We have now configured R1 and R2 for HSRP using the virtual IP address of 184.108.40.206 and the authentication key of cisco. Now let’s take a look at how to configure VRRP using Diagram 1.
R1 R1(config)# interface ethernet0 R1(config-if)# description R1 Ethernet interface for VRRP example – Master R1(config-if)# ip address 220.127.116.11 255.255.255.0 R1(config-if)# vrrp 1 ip 18.104.22.168 R1(config-if)# vrrp 1 priority 110 R1(config-if)# vrrp 1 authentication cisco R1(config-if)# no shut R1(config)# router ospf 1 R1(config-router)# network 22.214.171.124 0.0.0.255 area 126.96.36.199 R1(config-router)# network 188.8.131.52 0.0.0.3 area 0.0.0.0 R2 R2(config)# interface e0 R2(config-if)# description R2 Ethernet interface for VRRP example – Backup R2(config-if)# ip address 184.108.40.206 255.255.255.0 R2(config-if)# vrrp 1 ip 220.127.116.11 R2(config-if)# vrrp 1 authentication cisco R2(config-if)# no shut R2(config)# router ospf 1 R2(config-router)# network 18.104.22.168 0.0.0.255 area 22.214.171.124 R2(config-router)# network 126.96.36.199 0.0.0.3 area 0.0.0.0
We have now configured both HSRP and VRRP on R1 and R2. Notice in the VRRP example that I did not use the vrrp group preempt command as I did in the HSRP example.
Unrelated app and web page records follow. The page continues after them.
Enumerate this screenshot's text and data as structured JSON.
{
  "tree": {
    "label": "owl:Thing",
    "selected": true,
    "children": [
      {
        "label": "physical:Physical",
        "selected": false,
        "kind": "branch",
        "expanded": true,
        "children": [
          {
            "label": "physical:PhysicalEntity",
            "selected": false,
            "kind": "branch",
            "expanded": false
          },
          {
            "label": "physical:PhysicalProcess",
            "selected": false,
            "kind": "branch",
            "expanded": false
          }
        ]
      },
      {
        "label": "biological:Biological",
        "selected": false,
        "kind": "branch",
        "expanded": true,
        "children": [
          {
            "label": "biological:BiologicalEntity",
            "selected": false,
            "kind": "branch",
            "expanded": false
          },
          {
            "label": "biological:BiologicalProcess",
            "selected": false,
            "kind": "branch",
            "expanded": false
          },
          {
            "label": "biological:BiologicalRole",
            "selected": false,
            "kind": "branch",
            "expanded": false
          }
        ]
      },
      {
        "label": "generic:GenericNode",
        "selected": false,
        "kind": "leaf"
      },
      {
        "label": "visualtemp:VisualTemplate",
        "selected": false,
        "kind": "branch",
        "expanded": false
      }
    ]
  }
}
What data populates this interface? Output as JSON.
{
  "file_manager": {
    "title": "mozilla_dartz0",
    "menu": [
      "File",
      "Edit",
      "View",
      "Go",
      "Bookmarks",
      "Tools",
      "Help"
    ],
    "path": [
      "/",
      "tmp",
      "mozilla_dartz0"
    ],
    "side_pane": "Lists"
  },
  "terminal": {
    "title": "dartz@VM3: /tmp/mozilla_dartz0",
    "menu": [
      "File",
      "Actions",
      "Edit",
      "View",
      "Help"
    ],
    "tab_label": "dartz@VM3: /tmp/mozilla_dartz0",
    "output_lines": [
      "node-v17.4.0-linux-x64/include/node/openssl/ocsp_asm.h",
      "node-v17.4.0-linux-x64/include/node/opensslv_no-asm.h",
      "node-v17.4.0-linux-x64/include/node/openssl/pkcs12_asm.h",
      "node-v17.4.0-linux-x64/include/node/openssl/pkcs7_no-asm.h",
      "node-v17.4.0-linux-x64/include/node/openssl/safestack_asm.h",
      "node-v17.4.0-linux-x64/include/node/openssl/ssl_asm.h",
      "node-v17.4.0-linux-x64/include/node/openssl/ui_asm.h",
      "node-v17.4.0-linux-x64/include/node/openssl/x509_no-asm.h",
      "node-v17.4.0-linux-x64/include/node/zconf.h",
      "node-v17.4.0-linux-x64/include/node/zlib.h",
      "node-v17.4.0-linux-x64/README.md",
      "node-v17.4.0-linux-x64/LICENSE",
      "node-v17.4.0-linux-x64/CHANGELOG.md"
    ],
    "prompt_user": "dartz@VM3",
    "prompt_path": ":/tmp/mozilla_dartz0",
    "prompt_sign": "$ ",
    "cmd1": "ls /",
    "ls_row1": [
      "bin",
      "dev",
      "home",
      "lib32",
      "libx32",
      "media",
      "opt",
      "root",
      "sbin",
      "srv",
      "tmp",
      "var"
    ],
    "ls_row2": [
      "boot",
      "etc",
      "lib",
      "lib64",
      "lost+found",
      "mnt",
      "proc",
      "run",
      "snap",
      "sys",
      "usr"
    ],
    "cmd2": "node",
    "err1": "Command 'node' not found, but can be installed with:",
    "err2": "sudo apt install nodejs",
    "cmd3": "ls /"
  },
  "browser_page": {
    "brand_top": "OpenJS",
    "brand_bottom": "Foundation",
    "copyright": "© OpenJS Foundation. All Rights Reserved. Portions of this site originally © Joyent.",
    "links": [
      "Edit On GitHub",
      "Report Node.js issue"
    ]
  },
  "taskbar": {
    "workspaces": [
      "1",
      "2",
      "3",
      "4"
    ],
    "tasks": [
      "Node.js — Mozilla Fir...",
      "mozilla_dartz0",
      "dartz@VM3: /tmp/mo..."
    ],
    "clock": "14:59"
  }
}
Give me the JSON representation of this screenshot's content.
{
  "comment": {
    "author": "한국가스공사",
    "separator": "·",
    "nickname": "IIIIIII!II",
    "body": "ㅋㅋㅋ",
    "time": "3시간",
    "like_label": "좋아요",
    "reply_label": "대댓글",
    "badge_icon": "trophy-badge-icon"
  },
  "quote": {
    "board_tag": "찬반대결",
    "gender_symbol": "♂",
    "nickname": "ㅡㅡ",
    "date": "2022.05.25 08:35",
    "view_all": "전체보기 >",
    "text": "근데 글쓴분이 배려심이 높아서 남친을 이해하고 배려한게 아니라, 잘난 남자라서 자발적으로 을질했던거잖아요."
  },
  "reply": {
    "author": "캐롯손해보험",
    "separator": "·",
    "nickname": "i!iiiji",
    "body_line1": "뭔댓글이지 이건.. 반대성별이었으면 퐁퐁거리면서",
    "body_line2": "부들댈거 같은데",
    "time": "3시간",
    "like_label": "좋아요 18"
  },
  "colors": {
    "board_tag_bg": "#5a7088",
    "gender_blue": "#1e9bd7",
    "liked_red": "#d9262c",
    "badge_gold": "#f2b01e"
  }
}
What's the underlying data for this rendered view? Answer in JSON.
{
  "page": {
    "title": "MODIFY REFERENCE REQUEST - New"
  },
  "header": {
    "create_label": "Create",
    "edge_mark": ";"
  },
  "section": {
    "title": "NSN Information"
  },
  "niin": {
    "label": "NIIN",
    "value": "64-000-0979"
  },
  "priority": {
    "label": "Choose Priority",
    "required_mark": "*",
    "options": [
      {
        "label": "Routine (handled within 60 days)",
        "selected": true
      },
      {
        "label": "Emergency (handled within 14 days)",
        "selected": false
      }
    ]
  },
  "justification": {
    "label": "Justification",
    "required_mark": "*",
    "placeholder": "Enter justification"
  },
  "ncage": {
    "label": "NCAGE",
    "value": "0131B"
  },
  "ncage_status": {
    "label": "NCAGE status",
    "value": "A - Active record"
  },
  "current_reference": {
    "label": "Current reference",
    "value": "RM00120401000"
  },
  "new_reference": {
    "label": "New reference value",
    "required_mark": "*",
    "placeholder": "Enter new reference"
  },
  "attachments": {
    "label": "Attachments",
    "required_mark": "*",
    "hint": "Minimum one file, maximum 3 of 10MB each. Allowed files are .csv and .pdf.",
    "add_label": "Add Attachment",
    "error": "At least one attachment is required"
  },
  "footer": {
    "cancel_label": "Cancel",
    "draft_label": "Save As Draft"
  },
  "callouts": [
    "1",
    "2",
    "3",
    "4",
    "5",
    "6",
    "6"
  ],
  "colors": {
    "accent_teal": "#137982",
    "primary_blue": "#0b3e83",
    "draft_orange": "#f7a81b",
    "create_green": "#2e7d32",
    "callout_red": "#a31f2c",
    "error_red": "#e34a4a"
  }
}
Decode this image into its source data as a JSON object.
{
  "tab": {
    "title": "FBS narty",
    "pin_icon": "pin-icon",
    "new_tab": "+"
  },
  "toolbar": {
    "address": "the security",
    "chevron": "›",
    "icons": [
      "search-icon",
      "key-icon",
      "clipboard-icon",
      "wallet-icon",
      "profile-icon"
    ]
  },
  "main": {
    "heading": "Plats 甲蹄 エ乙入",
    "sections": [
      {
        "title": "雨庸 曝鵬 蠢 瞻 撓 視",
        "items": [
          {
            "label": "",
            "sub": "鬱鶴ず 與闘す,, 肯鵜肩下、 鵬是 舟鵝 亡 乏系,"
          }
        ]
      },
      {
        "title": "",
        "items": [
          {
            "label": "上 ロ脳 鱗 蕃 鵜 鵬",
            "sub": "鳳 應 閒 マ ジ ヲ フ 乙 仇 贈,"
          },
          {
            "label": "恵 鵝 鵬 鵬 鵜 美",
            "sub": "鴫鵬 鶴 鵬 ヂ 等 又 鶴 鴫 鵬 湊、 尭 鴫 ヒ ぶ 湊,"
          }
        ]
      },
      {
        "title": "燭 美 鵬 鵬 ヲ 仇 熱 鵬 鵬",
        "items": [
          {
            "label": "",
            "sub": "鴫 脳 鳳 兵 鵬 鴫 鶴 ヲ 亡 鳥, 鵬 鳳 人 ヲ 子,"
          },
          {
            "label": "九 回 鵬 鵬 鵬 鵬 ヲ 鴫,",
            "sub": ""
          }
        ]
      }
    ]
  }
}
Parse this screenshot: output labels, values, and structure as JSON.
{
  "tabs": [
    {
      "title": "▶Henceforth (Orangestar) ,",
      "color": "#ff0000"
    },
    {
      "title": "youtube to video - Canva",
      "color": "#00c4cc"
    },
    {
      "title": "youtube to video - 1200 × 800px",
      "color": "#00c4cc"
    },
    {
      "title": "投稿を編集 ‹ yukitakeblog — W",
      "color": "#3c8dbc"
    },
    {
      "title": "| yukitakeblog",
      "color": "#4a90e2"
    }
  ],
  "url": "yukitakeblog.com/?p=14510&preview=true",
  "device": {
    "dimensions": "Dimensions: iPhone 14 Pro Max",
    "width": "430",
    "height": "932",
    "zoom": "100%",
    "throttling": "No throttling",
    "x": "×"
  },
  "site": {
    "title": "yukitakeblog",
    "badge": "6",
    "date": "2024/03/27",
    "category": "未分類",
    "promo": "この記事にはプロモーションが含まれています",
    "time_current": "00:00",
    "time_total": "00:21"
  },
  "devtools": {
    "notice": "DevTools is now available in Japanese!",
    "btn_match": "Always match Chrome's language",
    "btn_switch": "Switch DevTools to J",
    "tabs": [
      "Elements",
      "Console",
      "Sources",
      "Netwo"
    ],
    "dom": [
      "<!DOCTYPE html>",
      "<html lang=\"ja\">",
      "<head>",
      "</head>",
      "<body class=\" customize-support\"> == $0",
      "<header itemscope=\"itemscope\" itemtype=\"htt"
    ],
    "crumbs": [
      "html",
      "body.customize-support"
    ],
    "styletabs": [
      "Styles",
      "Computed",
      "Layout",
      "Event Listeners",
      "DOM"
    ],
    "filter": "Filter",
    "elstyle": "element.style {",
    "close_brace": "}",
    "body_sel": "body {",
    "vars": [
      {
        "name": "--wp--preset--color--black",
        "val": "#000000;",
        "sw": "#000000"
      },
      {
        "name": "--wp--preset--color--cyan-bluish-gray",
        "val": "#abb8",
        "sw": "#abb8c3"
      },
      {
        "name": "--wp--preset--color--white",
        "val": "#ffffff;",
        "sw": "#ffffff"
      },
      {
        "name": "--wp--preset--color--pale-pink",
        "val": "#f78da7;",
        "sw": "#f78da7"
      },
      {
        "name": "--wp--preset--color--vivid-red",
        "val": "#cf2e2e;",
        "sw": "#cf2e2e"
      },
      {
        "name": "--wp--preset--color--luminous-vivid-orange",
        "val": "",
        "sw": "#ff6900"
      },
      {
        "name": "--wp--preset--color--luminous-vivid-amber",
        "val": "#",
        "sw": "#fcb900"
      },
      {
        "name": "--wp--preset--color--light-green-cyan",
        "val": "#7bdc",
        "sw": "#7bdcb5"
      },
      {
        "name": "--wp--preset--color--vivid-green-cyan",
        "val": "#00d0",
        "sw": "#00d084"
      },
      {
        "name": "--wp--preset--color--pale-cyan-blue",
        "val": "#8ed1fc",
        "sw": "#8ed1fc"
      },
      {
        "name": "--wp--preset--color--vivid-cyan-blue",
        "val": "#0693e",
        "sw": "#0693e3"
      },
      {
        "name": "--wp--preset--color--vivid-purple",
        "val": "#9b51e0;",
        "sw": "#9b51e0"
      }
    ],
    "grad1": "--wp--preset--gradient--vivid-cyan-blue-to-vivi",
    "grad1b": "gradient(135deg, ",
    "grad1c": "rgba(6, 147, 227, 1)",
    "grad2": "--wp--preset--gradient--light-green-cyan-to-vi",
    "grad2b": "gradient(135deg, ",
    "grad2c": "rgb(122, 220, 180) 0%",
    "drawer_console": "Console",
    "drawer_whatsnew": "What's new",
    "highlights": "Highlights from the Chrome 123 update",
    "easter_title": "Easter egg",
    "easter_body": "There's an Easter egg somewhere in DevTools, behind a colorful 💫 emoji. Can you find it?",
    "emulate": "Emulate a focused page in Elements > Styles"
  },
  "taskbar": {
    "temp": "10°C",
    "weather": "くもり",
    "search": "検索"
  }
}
This is because preempt is enabled by default for VRRP. If there’s a case when you need to turn preempting off, use the command no vrrp group preempt.